Training Within Virginia (TWV) – Closing the Skills Gap by Learning on the Job

America needs more skilled career-ready citizens for sustaining and bringing good paying jobs back home to grow the wealth of our citizens while becoming more globally competitive. In 1940 the United States went to war in Europe and millions of men left jobs in manufacturing and other critical supply chain operations. This created an unexpected skills gap in the workforce and made it necessary to recruit millions of people who had never worked in manufacturing to be trained to produce quality products and services to win the War.

To address this dilemma, the US developed the Training Within Industry (TWI) programs. TWI programs transformed U.S. manufacturers into lean, mean production machines to help win the war. This accomplishment led to an economic boom following the war that propelled millions of Americans with “employable skills” into the middle class.

Today, Virginia and the nation face a similar shortage of skilled career-ready citizens. Much like the skills shortage during WWII. So many students leaving high school and heading off to college has generated a critical shortage of career-ready citizens with “employable skills” to fill all the help wanted opportunities.

For the longest time, everyone has been told a 4-year college degree is the only way to succeed. In his new book, Terry Iverson challenges the assumption that sustainable careers may only be achieved through a college education. Iverson contends that careers in manufacturing offer stability, security, and prosperity for our entire nation. Inspiring Champions in Advanced Manufacturing provides parents and students a roadmap for career success, self-fulfillment, and a zero-debt foundation for new-collar professions.

While 92% of Virginia’s population has obtained their high school diploma or its equivalent, 42.2% of the population have earned a bachelor's degree and 18.6% have secured a graduate degree, both above the national averages. Between 2020 and 2030, the Bureau of Labor Statistics projects that about 60% of new jobs in the economy will be in occupations that don’t typically require an associate, bachelor’s, or graduate degree.

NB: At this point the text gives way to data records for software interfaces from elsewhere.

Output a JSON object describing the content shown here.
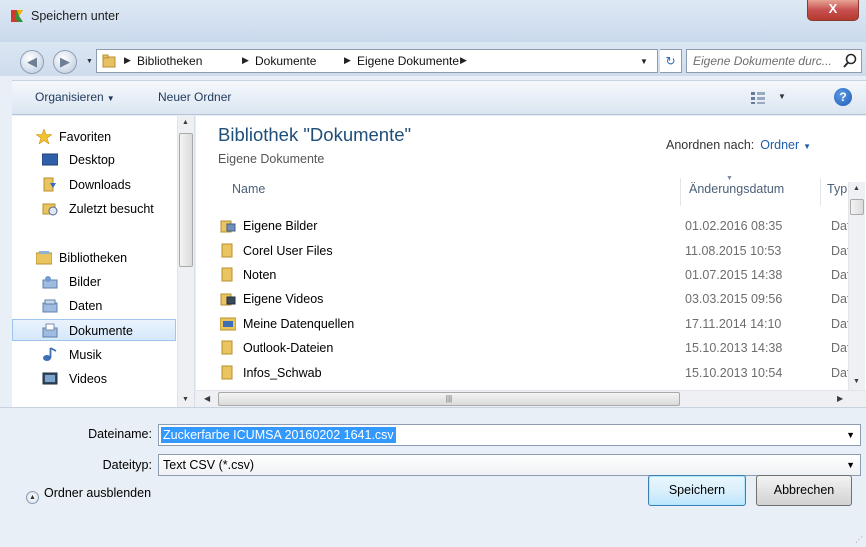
{
  "window": {
    "title": "Speichern unter",
    "close_label": "X"
  },
  "address": {
    "breadcrumbs": [
      "Bibliotheken",
      "Dokumente",
      "Eigene Dokumente"
    ],
    "search_placeholder": "Eigene Dokumente durc..."
  },
  "toolbar": {
    "organize_label": "Organisieren",
    "new_folder_label": "Neuer Ordner"
  },
  "nav": {
    "favorites_header": "Favoriten",
    "favorites": [
      "Desktop",
      "Downloads",
      "Zuletzt besucht"
    ],
    "libraries_header": "Bibliotheken",
    "libraries": [
      "Bilder",
      "Daten",
      "Dokumente",
      "Musik",
      "Videos"
    ],
    "selected": "Dokumente"
  },
  "content": {
    "library_title": "Bibliothek \"Dokumente\"",
    "library_subtitle": "Eigene Dokumente",
    "arrange_label": "Anordnen nach:",
    "arrange_value": "Ordner",
    "columns": {
      "name": "Name",
      "date": "Änderungsdatum",
      "type": "Typ"
    },
    "files": [
      {
        "name": "Eigene Bilder",
        "date": "01.02.2016 08:35",
        "type": "Dat",
        "icon": "pictures-folder-icon"
      },
      {
        "name": "Corel User Files",
        "date": "11.08.2015 10:53",
        "type": "Dat",
        "icon": "folder-icon"
      },
      {
        "name": "Noten",
        "date": "01.07.2015 14:38",
        "type": "Dat",
        "icon": "folder-icon"
      },
      {
        "name": "Eigene Videos",
        "date": "03.03.2015 09:56",
        "type": "Dat",
        "icon": "videos-folder-icon"
      },
      {
        "name": "Meine Datenquellen",
        "date": "17.11.2014 14:10",
        "type": "Dat",
        "icon": "datasource-folder-icon"
      },
      {
        "name": "Outlook-Dateien",
        "date": "15.10.2013 14:38",
        "type": "Dat",
        "icon": "folder-icon"
      },
      {
        "name": "Infos_Schwab",
        "date": "15.10.2013 10:54",
        "type": "Dat",
        "icon": "folder-icon"
      }
    ]
  },
  "form": {
    "filename_label": "Dateiname:",
    "filename_value": "Zuckerfarbe ICUMSA 20160202 1641.csv",
    "filetype_label": "Dateityp:",
    "filetype_value": "Text CSV (*.csv)"
  },
  "footer": {
    "hide_folders_label": "Ordner ausblenden",
    "save_label": "Speichern",
    "cancel_label": "Abbrechen"
  },
  "colors": {
    "accent": "#1e4e79",
    "selection": "#3399ff",
    "close": "#c75050"
  }
}
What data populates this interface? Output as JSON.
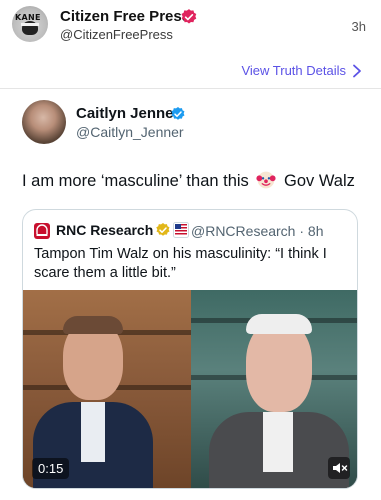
{
  "truth_post": {
    "author_name": "Citizen Free Press",
    "author_handle": "@CitizenFreePress",
    "time": "3h",
    "view_details_link": "View Truth Details",
    "avatar_text": "KANE"
  },
  "tweet": {
    "author_name": "Caitlyn Jenner",
    "author_handle": "@Caitlyn_Jenner",
    "text_before_emoji": "I am more ‘masculine’ than this",
    "text_after_emoji": "Gov Walz",
    "emoji_icon": "clown-face-icon"
  },
  "quoted_tweet": {
    "author_name": "RNC Research",
    "author_handle": "@RNCResearch",
    "time": "8h",
    "handle_time": "@RNCResearch · 8h",
    "text": "Tampon Tim Walz on his masculinity: “I think I scare them a little bit.”",
    "video_duration": "0:15"
  },
  "colors": {
    "verified_red": "#e0245e",
    "verified_blue": "#1d9bf0",
    "gold_badge": "#e2b719",
    "link_purple": "#5b52e6",
    "rnc_red": "#c8102e"
  }
}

The U.S. Chamber of Commerce reports as of August, Virginia is grappling with a workforce shortage, evident by the fact that there are only 47 available workers for every 100 open job positions in the state.

Just like TWI replenished the US workforce to win the war for the US. Virginia is using Training Within Virginia (TWV) initiatives with its programs to close the skills gap. Learn about the policy changes and the resources being offered in Virginia to guide and prepare students and current employees to become skilled or reskilled for all the good paying new-collar professions.

Virginia Governor Glenn Youngkin joined the growing number of states and private employers who are adopting skills-based hiring practices. The Commonwealth will change its hiring practices by eliminating degree requirements, preferences, or both for almost 90% of state classified positions to extend opportunities to all Virginians. “This is great news for the state government and all job seekers. By giving equal consideration to applicants with an equivalent combination and level of training, knowledge, skills, certifications, and experience we have opened a sea of opportunity at all levels of employment for industrious individuals who have the experience, training, knowledge, skills, abilities, and most importantly, the desire to serve the people of Virginia,” said Secretary of Labor Bryan Slater.

In Virginia, schools are collaborating with local businesses to provide CTE High-Quality Work-Based Learning (HQWBL) opportunities for students to focus on the different types of methods of instructional preparation and take place in partnership with local businesses or organizations in a real-world work environment. The schools, in partnership with local businesses, are offering learning opportunities. Job shadowing, service learning, mentorship, externship, school-based enterprise, internship, entrepreneurship, clinical experience, cooperative education, youth registered apprenticeship, and registered apprenticeship are being deployed.

The state’s Youth Registered Apprenticeship programs are still evolving in response to the needs of students, parents, and employers. Through a coordinated effort involving business and industry, YRA addresses the dual role of preparing students for the world of work and providing Virginia with a highly skilled workforce. Local school systems can work with business and industry partners to identify opportunities for youth employment based upon the occupational instruction offered at the school. The objective of YRA is to expand the state’s skilled workforce by providing young people with career opportunities while completing their high school education.

Moving Forward

America and Virginia are tasked with the challenges of expanding its industrial and digital capabilities to be globally competitive by replenishing the talent pipeline with skilled workers. Harry Moser, Founder/CEO of the Reshoring Initiative® states “a strong skilled workforce is key to reshoring and manufacturing growth. Development of a skilled workforce begins with motivating a higher quantity and quality of recruits. The key for reshoring is to change some of the misperceptions about manufacturing and help communities develop skilled professionals”.

It’s time for Virginia’s students to look at acquiring the employable skills that can be obtained through low and or debt-free education to fill the growing demand for good paying skilled career-ready citizens. Thus, making their “American Dream” a reality in Virginia.

Glenn Marshall, the Association for Manufacturing Excellence (AME) leads an initiative for a “Manufacturing and Educational Renaissance,” member of the Reshoring Initiative, Job Creators Network, and Industry Reimagined 2030. Contact Glenn Marshall and

- - -

Donate with PayPal